Immigration poses challenges for the health care system, which often can’t get compensated for cost of care. A 2003 Florida Hospital Association survey of 39 hospitals found the medical centers gave away $40.2 million in charity care for illegal immigrants. That didn’t take into account the noncitizens who are here legally but who are uninsured and underemployed and are likely to land in emergency rooms.
The United States has about 36 million immigrants, a third of whom are estimated to be here illegally, according to the U.S. Census Bureau. How to pay for their medical care is part of a broader debate on immigration policy and on what to do about the country’s out-of-control health care costs.
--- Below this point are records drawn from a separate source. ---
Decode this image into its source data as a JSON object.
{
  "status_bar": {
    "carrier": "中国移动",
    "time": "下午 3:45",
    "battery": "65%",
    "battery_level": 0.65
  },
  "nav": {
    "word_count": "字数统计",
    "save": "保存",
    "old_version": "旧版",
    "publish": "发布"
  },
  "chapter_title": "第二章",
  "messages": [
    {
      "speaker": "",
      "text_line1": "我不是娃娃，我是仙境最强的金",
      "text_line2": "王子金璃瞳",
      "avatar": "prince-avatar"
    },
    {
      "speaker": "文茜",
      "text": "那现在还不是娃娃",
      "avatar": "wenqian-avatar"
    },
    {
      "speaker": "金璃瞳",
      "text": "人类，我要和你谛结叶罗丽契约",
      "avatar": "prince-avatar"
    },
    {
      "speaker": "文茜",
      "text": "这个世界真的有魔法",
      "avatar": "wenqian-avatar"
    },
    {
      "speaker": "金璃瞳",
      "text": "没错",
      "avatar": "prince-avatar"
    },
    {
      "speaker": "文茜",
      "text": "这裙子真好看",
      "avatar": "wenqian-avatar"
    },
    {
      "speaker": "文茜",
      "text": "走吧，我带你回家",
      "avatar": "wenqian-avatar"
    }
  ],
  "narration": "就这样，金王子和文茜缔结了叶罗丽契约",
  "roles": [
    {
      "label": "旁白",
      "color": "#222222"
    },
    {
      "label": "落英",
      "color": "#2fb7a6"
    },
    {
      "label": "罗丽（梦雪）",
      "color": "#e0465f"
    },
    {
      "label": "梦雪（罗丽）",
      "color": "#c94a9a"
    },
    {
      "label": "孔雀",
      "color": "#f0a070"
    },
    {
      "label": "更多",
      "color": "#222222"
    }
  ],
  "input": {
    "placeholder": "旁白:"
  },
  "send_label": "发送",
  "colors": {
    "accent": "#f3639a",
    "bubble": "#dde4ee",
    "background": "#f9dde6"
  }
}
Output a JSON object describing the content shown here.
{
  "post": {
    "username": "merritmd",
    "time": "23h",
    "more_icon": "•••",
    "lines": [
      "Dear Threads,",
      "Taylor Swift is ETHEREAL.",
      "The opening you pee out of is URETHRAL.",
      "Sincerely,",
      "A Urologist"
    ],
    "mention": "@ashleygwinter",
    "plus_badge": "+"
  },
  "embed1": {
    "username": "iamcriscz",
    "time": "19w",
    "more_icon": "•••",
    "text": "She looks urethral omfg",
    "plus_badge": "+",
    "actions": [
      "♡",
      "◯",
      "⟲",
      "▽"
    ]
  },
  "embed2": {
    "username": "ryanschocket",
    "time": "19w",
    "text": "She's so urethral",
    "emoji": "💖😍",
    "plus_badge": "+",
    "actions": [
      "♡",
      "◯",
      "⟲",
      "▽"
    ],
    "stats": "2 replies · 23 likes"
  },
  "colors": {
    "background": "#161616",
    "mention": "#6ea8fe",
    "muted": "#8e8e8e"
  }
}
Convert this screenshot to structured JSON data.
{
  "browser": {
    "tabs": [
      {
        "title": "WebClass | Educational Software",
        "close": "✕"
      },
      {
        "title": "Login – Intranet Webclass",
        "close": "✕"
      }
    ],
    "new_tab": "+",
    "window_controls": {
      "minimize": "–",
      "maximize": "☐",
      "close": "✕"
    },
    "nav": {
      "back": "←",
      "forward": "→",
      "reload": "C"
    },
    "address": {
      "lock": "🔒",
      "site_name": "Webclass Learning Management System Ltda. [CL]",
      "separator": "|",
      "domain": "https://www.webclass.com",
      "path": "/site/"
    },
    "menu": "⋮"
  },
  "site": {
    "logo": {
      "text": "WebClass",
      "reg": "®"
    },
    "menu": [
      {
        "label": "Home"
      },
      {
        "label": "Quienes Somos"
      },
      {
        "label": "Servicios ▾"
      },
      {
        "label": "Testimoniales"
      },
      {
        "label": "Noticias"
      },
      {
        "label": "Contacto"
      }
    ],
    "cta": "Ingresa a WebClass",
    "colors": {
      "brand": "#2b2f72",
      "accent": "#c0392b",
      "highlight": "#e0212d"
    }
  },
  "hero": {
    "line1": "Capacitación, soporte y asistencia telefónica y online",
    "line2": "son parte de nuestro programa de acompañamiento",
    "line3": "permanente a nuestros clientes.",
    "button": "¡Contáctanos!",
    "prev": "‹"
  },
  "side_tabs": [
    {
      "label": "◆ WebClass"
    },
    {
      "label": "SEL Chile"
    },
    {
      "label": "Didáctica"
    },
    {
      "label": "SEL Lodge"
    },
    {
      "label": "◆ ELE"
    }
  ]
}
In many ways, the immigrants’ stories are no different than those of uninsured citizens, who have medical doors shut on them and debt collectors chasing for impossible-to-pay medical bills when they get care. But the challenges of being a noncitizen and uninsured—and the challenges of caring for them—are even greater than they are for uninsured Americans.
o Medicaid will pay for emergency treatment for noncitizens, but the payments stop when the condition is no longer considered an emergency—even if the patient requires prolonged hospital care. Hospitals are not permitted to bill patients for the difference. At Lee Memorial Health System, it costs about $1,700 a day to stay in the hospital. Hospital officials say they end up writing off the extended stay.
o Noncitizens are not eligible for regular Medicaid or subsidized health insurance plans for children.
o Uninsured people of all stripes end up in emergency rooms for care, but immigrants do so at higher rates, according to the Florida Hospital Association. The emergency room is the costliest way to deliver medical care, and it’s also the place forbidden by federal law from turning anyone away. At Lee Memorial, the average ER visit cost is $325.
o Hospital social workers must turn into sleuths trying to track the identities of immigrant patients who come into the trauma center unconscious—a challenge if they’re illegal, lacking identification and their friends and family are fearful of speaking with anyone in a perceived position of authority.
o These same social workers sometimes struggle to find follow-up care for patients, who may need home health, rehabilitation or family members to care for them after discharge from the hospital. Frequently, they come across workers who share housing with other workers, but not spouses or relatives who could offer such care.
o Immigrants are flooding delivery rooms to give birth to children, who are automatically U.S. citizens. In 2005 and 2006 alone, Lee County saw a total of about 2,100 babies born to illegal-immigrant mothers, state birth records show.
These children, in turn, often qualify for Medicaid or other subsidized health plans. The Center for Immigration Studies report found in Florida 18 percent of immigrant-headed households had at least one family member who qualified for Medicaid as opposed to 11 percent of native households.
The issue, suggested Steven Camarota, author of the Center for Immigration Studies report, is American immigration policy opens the door to undereducated, low-wage workers who will need American support ranging from Medicaid to food assistance. Forty-seven percent of immigrants are uninsured or on Medicaid compared with 26 percent for native born.